Top of Supplied data

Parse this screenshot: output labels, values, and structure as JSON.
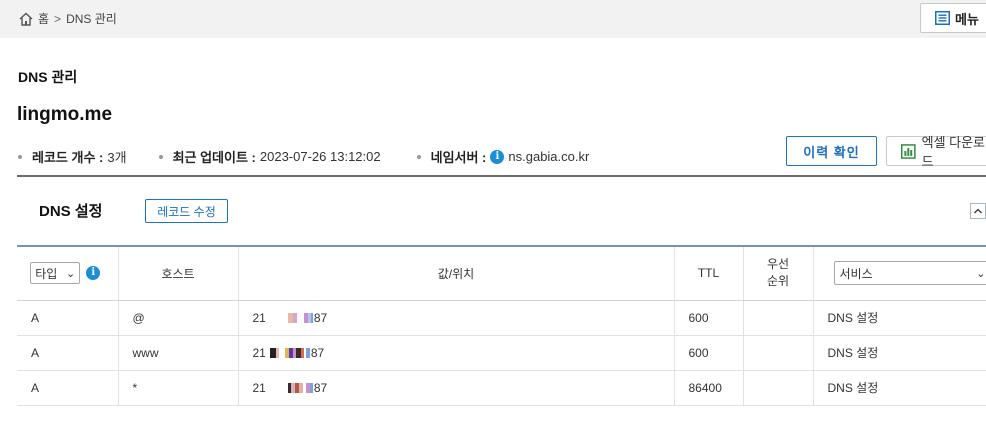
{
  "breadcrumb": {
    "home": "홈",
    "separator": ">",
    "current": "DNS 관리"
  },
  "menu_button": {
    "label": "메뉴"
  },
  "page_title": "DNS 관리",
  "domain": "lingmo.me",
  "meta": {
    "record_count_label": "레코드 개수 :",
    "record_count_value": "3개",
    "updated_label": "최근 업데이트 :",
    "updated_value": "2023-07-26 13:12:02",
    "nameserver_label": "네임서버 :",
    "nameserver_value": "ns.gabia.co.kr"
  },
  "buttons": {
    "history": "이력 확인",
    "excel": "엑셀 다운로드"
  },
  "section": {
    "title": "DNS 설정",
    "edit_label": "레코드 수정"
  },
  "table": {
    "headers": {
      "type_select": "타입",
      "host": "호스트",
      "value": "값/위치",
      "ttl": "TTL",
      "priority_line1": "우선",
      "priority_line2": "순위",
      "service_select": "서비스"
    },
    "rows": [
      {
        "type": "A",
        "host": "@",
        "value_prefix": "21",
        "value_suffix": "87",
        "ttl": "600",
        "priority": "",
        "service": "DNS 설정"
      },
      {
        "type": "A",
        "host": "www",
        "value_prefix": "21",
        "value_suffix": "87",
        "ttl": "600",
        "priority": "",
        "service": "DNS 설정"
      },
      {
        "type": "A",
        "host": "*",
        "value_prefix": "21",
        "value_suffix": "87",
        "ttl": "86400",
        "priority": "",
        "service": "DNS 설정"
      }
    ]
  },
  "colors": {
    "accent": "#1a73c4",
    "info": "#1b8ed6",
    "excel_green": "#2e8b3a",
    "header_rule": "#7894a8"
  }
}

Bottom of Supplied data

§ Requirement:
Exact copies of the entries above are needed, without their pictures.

§ Exercise output:
Parse this screenshot: output labels, values, and structure as JSON.
{
  "breadcrumb": {
    "home": "홈",
    "separator": ">",
    "current": "DNS 관리"
  },
  "menu_button": {
    "label": "메뉴"
  },
  "page_title": "DNS 관리",
  "domain": "lingmo.me",
  "meta": {
    "record_count_label": "레코드 개수 :",
    "record_count_value": "3개",
    "updated_label": "최근 업데이트 :",
    "updated_value": "2023-07-26 13:12:02",
    "nameserver_label": "네임서버 :",
    "nameserver_value": "ns.gabia.co.kr"
  },
  "buttons": {
    "history": "이력 확인",
    "excel": "엑셀 다운로드"
  },
  "section": {
    "title": "DNS 설정",
    "edit_label": "레코드 수정"
  },
  "table": {
    "headers": {
      "type_select": "타입",
      "host": "호스트",
      "value": "값/위치",
      "ttl": "TTL",
      "priority_line1": "우선",
      "priority_line2": "순위",
      "service_select": "서비스"
    },
    "rows": [
      {
        "type": "A",
        "host": "@",
        "value_prefix": "21",
        "value_suffix": "87",
        "ttl": "600",
        "priority": "",
        "service": "DNS 설정"
      },
      {
        "type": "A",
        "host": "www",
        "value_prefix": "21",
        "value_suffix": "87",
        "ttl": "600",
        "priority": "",
        "service": "DNS 설정"
      },
      {
        "type": "A",
        "host": "*",
        "value_prefix": "21",
        "value_suffix": "87",
        "ttl": "86400",
        "priority": "",
        "service": "DNS 설정"
      }
    ]
  },
  "colors": {
    "accent": "#1a73c4",
    "info": "#1b8ed6",
    "excel_green": "#2e8b3a",
    "header_rule": "#7894a8"
  }
}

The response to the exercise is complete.